Jack Szostak ’77 won the Nobel Prize in Physiology or Medicine yesterday, the Nobel Assembly announced. Szostak was part of a three-person team that discovered an enzyme that prevents chromosomes from unraveling when a cell divides. The discoveries may someday lead to a cure for cancer and even an antidote for aging.
“This year’s Nobel Prize in Physiology or Medicine is awarded to three scientists who have solved a major problem in biology,” said a press release from the Nobel Assembly, which chooses the Nobel Prize winners.
Szostak’s two team members — Elizabeth Blackburn of the University of California, San Francisco and Carol Greider of the Johns Hopkins School of Medicine — identified an enzyme called telomerase. The enzyme builds an area of DNA called the telomere. Szostak and Blackburn discovered the function of telomeres.
The discovery of telomeres’ function may eventually lead to a cure for cancer and a therapy to prevent aging.
“Telomeres are these structures at the ends of chromosomes that are important for maintaining the integrity of the chromosome when DNA replicates,” said Kathy Hajjar, professor of cell and developmental biology. The telomeres keep the chromosomes — structures within a cell that carry DNA — from untangling, she said.
During cancer, when cells are dividing uncontrollably, telomeres may be acting abnormally, Hajjar said. If this problem in the telomeres could be corrected, the uncontrolled cell division of cancer could be stopped.
In addition to stopping cancer, research into telomeres could create a “fountain of youth,” Hajjar said.
Telomeres become a little shorter every time the cell divides, she said. After a certain number of cell divisions, the telomeres are so short that the cell cannot divide any more.
If scientists can find a way to prevent telomeres from shortening, they may be able to stop the aging process, she said.
Szostak and Blackburn published their discoveries about the function of telomeres in a paper in 1982.
Szostak received a doctorate in biochemistry from Cornell in 1977. He is currently a professor of genetics at Harvard Medical School.
In an interview with nobelprize.org on Monday morning, he said, “The world’s full of interesting problems and I think I like to work on problems that aren’t receiving a huge amount of attention.”
When he started working on telomeres, it was basic research, Szostak said.
“There were no applications envisaged at all. And yet, to our surprise, it turned out… to have important medical implications,” he said.

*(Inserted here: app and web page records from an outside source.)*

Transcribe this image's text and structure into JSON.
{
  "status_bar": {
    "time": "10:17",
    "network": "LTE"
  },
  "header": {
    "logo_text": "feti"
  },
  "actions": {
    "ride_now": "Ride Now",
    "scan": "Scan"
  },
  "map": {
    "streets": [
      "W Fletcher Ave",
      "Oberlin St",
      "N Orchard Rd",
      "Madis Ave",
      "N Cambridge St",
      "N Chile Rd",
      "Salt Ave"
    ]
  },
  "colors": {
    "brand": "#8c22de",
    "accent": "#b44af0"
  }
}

Szostak could not be reached for comment Monday afternoon. His home answering machine had received so many messages it would not accept any more.
Szostak joins the ranks of 12 other alumni and 28 current or former Cornell professors who have won the Nobel Prize, according to the University.
Winning the prize was “the most exciting thing I had happen in my life,” said Robert Richardson, the Floyd R. Newman Professor of Physics, who won the 1996 prize in physics after discovering a new phase of matter.
Roald Hoffmann, the Frank H.T. Rhodes Professor in Humane Letters, said he heard on the radio that he had won the 1981 Nobel Prize in Chemistry.
“I quickly ran to the telephone because I knew it would start ringing,” he said.
There are positives and negatives to winning the prize, Hoffmann said.
“It allows you to make a fool of yourself when the press calls and asks for your opinion about this or that,” he said jokingly.
“In America, no one recognizes a Nobel Laureate on the street,” he said. But “my mother and my university were very happy.”
Along with the prestige of becoming a Nobel Laureate, winners also receive a monetary prize. They can spend the prize however they choose.
Szostak and the other two winners will split a $1.4 million prize.
When Richardson won in 1996, the one million dollar prize was split between him and two other winners. Half of his winnings were spent on taxes, he said, while the other half paid for his daughters’ educations and created a scholarship fund.
Hoffmann’s prize in 1981 was $90,000. He spent the money on a large party in Sweden, where the prizes are awarded, he said. He also bought a stereo and gave to charity.